Settle Disputes Quickly.
“Starting a quarrel is like breaching a dam; so drop the matter before a dispute breaks out” (Prov. 17:14). In other words, the more quickly you stop a leak in a dam, the easier it will be to repair. The more quickly you stop a breach in unity, the less damage it will do.
One of best ways to quickly settle a dispute is to overlook small issues. “He who covers a transgression seeks love, but he who repeats a matter separates friends” (Prov. 17:9). With longsuffering, we should bear with one another in love (Eph. 4:2). In his commentary on this verse, Calvin wrote that we will never forbear until our “natural fierceness has been subdued, and mildness acquired” (thus, the importance of humility above).
When it is not possible to overlook a matter, we should strive to be the first to give in and admit our fault in the matter. For a pointed illustration (from an unlikely source) on the stupidity of failing to do this, consult Dr. Seuss’ story, “The Zax,” in The Sneetches and Other Stories. When your brother has something against you, Christ says, “Agree with your adversary quickly . . .” (Matt. 5:25). What heartache would be prevented if we implemented this principle!
Mind Your Own Business!
Minding your own business does not necessarily mean not getting involved in other people’s issues. But it does preclude meddling. “Like one who seizes a dog by the ears is a passer-by who meddles in a quarrel not his own” (Prov. 26:17). It also precludes getting involved in a conflict simply out of curiosity. If you are going to get involved in a “quarrel not your own,” it must be with the intention of healing the breach. While this principle is applicable universally, it is particularly important in small churches.
Avoid Divisive People
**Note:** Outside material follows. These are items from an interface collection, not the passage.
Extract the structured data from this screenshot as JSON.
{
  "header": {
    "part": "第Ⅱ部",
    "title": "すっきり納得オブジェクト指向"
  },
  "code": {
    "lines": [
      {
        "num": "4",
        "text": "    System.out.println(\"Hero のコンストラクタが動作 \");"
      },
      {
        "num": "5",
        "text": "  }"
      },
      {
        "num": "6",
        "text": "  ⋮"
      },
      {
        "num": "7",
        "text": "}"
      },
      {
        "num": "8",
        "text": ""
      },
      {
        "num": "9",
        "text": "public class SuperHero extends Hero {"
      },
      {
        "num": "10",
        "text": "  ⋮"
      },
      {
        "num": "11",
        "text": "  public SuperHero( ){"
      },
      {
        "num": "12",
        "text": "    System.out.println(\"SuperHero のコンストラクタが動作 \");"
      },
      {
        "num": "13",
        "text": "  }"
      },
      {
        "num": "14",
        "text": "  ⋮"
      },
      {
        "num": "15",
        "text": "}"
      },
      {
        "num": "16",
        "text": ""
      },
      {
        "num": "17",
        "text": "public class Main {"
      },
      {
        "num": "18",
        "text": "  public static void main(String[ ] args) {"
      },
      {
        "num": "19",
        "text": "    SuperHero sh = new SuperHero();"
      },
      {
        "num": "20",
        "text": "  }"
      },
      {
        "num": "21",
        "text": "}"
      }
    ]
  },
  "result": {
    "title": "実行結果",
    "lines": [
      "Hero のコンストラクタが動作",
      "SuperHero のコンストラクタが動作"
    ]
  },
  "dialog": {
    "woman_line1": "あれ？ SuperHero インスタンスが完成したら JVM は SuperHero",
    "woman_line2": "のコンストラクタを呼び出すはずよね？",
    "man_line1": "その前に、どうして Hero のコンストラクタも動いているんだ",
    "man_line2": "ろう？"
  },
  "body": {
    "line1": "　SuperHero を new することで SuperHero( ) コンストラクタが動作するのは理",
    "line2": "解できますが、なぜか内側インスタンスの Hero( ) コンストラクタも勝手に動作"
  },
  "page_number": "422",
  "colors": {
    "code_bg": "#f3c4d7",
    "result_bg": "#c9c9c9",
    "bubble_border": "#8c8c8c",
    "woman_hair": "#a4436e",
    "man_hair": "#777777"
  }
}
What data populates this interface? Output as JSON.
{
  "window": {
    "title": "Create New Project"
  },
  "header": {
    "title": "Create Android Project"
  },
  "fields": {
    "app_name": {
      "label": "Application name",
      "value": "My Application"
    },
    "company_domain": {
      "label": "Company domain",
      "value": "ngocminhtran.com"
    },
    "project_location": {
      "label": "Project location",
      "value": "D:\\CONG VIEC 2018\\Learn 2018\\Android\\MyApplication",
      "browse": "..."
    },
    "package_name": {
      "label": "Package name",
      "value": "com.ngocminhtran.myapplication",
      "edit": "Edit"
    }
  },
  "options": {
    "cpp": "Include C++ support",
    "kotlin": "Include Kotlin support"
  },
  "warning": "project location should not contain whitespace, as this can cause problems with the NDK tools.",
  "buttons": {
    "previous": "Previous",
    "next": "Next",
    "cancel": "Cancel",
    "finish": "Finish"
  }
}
“I urge you, brothers, to watch out for those who cause divisions and put obstacles in your way that are contrary to the teaching you have learned. Keep away from them” (Rom. 16:17). It often happens imperceptibly. We tend to take on the characteristics of those whom we are around. My favorite “hangout” is a farm near my hometown. I used to occasionally sneak off to the farm to hang out with the guys, thinking my wife would not notice. Yet, every time I came home she would say, “You’ve been to the farm haven’t you?” I had acquired the smell of the farm animals simply by associating with them. This is true of human relationships, as well. We take on characteristics of those around us. Paul warns us to keep away from divisive people so that we do not become like them.
Another reason we are told to avoid divisive people is to give them a firm warning of how offensive their behavior is. By avoiding them are saying, “We want no part of your behavior. Divisiveness stinks; we do not want to take on that smell.”
As suggested earlier, “It’s time to get to work.” There is much work to be done. It should be obvious that although believers are unified by their mutual union to the triune God, there are nonetheless numerous practical obligations to maintain unity that fall upon us. Too often Christians complain about the state of the church without taking a critical look in the mirror. If there is a lack of unity in our churches, each of us should learn to say, “It is my fault.”
Do you have a humble character, or might your personal pride be a roadblock to unity? Do you have a tamed tongue, or might your words be dividing the body of Christ? Seek humility and a self-controlled tongue. Then begin with family, include outsiders, settle disputes quickly, mind your own business and avoid divisive people.
1. From Debi Pearl, Created to Be His Help Meet, (Pleasantville, TN: No Greater Joy Ministries, 2004), 177,178.
Rev. William D. Boekestein is the pastor of the Covenant Reformed Church (URCNA) in Carbondale, Pennsylvania.